§ Activity: Copy each line of the data below in which the word "JSON" can be found.

[Dataset rows describing interfaces]
"""

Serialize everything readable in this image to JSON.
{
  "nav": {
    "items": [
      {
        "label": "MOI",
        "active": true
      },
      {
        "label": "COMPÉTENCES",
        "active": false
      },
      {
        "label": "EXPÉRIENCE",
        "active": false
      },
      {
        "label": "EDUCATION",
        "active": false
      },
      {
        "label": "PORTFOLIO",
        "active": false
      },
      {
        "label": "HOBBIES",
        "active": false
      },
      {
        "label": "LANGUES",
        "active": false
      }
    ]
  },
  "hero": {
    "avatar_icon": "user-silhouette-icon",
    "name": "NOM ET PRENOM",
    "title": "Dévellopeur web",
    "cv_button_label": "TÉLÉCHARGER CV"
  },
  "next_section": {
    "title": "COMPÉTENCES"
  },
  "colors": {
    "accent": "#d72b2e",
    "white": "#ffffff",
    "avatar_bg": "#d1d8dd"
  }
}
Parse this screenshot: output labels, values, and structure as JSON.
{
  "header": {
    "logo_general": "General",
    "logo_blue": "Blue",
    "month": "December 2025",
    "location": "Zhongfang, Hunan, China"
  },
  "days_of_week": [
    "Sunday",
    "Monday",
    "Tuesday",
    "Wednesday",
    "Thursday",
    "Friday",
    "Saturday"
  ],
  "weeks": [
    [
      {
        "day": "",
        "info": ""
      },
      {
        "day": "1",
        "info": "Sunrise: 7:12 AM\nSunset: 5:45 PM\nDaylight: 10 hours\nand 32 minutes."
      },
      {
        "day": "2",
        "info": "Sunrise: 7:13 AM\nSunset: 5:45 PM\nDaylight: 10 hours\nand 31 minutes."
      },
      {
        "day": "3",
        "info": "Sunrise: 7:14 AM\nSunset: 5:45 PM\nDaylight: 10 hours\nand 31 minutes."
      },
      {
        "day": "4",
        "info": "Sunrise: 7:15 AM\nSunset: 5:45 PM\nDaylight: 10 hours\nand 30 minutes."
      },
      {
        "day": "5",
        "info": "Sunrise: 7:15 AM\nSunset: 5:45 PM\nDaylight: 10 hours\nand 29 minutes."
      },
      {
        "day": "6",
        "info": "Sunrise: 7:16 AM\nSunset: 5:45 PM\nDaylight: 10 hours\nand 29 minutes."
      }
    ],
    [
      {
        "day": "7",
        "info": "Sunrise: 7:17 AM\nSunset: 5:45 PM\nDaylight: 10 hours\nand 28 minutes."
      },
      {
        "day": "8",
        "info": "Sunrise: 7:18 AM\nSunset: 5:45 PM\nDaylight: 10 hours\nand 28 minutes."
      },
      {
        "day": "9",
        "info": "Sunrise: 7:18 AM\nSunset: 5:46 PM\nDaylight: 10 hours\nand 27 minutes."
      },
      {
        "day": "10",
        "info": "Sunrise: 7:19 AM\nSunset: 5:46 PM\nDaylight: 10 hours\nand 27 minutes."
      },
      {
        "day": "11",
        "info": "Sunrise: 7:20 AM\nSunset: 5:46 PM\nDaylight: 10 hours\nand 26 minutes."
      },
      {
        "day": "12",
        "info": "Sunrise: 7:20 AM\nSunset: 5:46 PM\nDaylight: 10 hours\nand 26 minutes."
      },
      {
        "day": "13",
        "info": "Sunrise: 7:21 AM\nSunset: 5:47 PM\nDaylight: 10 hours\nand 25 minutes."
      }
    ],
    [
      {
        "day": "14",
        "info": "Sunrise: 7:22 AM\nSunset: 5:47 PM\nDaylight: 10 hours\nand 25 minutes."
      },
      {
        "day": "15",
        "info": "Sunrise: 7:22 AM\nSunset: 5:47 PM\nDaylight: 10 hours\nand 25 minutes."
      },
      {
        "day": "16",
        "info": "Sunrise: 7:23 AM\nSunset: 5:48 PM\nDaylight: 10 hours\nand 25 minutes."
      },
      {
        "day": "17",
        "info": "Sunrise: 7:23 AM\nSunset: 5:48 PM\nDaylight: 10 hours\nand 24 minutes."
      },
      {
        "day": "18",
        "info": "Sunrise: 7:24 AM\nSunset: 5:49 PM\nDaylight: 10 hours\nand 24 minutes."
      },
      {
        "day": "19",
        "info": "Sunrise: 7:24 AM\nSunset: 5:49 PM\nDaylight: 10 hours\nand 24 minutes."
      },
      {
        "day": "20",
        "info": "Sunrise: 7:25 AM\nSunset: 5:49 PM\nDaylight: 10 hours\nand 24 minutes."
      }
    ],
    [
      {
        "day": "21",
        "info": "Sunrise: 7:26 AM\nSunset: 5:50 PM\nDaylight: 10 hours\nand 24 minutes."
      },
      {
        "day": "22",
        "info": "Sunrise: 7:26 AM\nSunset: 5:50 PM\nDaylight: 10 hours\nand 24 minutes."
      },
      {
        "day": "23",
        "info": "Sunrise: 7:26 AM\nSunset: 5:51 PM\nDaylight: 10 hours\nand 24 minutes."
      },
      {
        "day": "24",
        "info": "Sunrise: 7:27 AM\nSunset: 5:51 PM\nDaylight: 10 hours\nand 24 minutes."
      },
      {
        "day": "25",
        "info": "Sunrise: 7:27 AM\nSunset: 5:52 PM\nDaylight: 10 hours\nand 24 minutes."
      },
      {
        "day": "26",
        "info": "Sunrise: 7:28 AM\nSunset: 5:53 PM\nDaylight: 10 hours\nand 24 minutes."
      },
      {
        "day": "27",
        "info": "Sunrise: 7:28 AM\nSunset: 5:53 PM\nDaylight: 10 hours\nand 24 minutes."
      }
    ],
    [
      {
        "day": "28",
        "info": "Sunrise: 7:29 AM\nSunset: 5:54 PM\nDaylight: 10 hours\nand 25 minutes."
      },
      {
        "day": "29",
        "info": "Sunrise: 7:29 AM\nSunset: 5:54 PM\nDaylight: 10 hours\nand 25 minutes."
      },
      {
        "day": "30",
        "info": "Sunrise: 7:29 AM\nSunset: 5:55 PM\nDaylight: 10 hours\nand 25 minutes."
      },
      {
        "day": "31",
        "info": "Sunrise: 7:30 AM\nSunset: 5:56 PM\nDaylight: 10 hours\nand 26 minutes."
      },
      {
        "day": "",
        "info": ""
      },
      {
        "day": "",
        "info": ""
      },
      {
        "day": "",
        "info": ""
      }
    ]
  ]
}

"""

§ Task output:
Serialize everything readable in this image to JSON.
Parse this screenshot: output labels, values, and structure as JSON.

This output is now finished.